Almost every parent of a nonverbal autistc child has asked the question, “will my child ever speak?”  As they progress and develop while continuing not to speak, they often wonder if it will ever be possible for them to achieve scholastically or even graduate high school.   Many parents of non verbal autistic children think that automatically means they are low functioning when that couldn’t be further from the truth.  While it is true that many autistic people will never speak more than a few words, evidence has shown that lack of communication does not always equal lack of cognitive ability.  There are countless examples of non verbal  autistic people excelling regardless of their inability to speak verbally.  Many speech therapists work diligently to facilitate conversation using  talk devices, sign language, PECS cards and other nonberbal means of communicating.  Everyday nonverbal people work to overcome language barriers and the challenges of being non speaking in an auditory world.  

Autistic Valedictorian 

An estimated 40% od autistic people are nonverbal and will never develop the ability to speak.  Elizabeth Bonker, a Floria senior at Rollins University,  was  one of those people, often bullied due to her lack of verbal communication,  Bonker went on to be unanimously voted as valedictorian by her graduating class. Bonker, who hasn’t spoken since shortly after her first birthday, unlocked a whole new world when she learned how to type.  After unlocking this new skill, communicating with others became easier.  The use of this device helped Bonker to overcome challenges  and her Whereas not everyone knows sign language, Bonkker’s communicating device was able to be her voice.  Recently she was able to use that type-to-talk device to deliver a powerful graduation speech,  advocating for other nonverbal autistics, herself becoming a voice for the voiceless.  .  

Nonverbal UC Berkley Grads 

David Tepitz and Hari Srinivaen are two recent graduates of UC Berkeley.  These high achiever friends not only share a high GPA and alma mater, they also both are on the autism spectrum, diagnosed with Apraxia, a form of autism that limits communication, imitative movements and mimicking: keys to language development.  Both use type-to-talk devices to augment their communication and are great examples that autism does not always impair cognition or mental acuity.  David, who depends on assistance from an aide, not only graduated with a near perfect 3,875 GPA but a minor in disability studies as well.   Not to be outdone, Hari graduated with a perfect 4.0 GPA and a fellowship at Vanderbilt University to pursue a Phd in neuroscience.  

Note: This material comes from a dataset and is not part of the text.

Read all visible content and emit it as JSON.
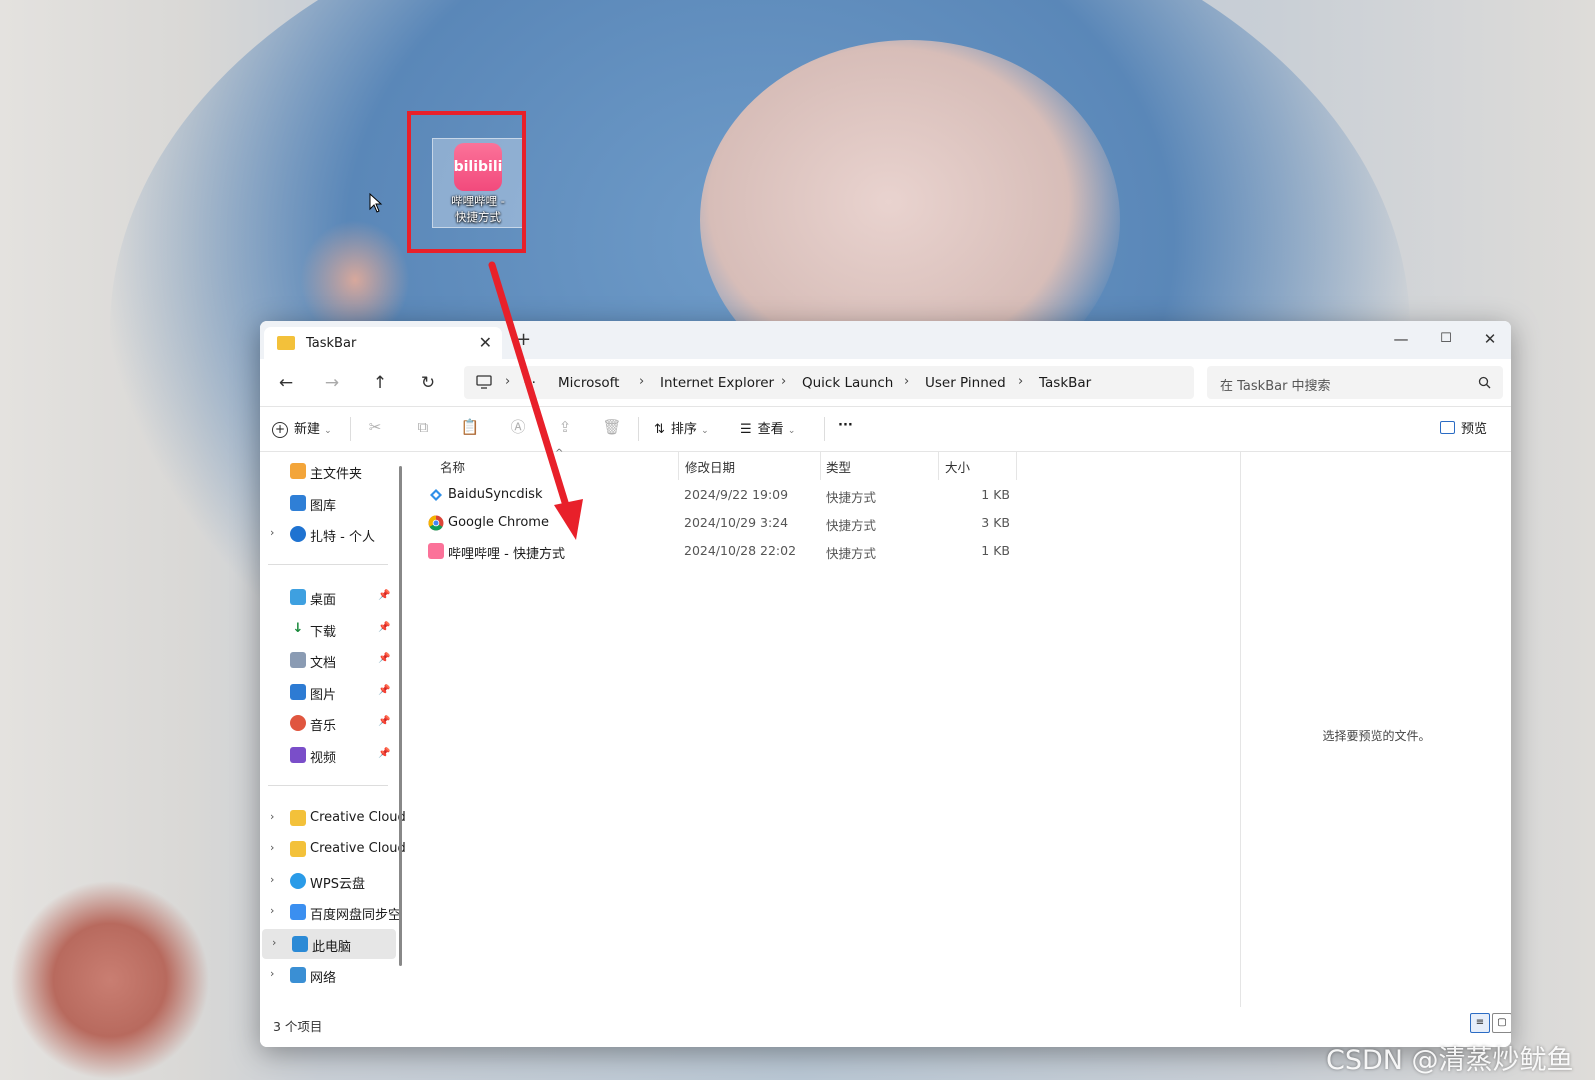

Speaking Is Not Always Linear

As demonstrated in the examples above not all forms of speaking are verbal, linear, or auditory.  Advances in technology have made it easier to communicate without words, across borders and miles and subsequently across disability types.   From type-to-speak apps and devices to simple words typed out in Google docs or Microsoft Word, technology has made it increasingly easier to communicate.  Whereas a nonverbal person may have faced challenges without assistive technology before, today even if your nonverbal loved one never verbally speaks a word, that doesn’t mean they can’t communicate, or learn “to talk”.  Many speech pathologists teach caregivers to focus on any sort of communication or language attempts, even nonverbal ones.  Instead of asking IF our nonerbal autistic will ever speak, it is better to ask, HOW they will speak.  Whether using signs, nonverbal cues, typing, or other ways to signal their needs, everyone will talk someday, we just have to be listening.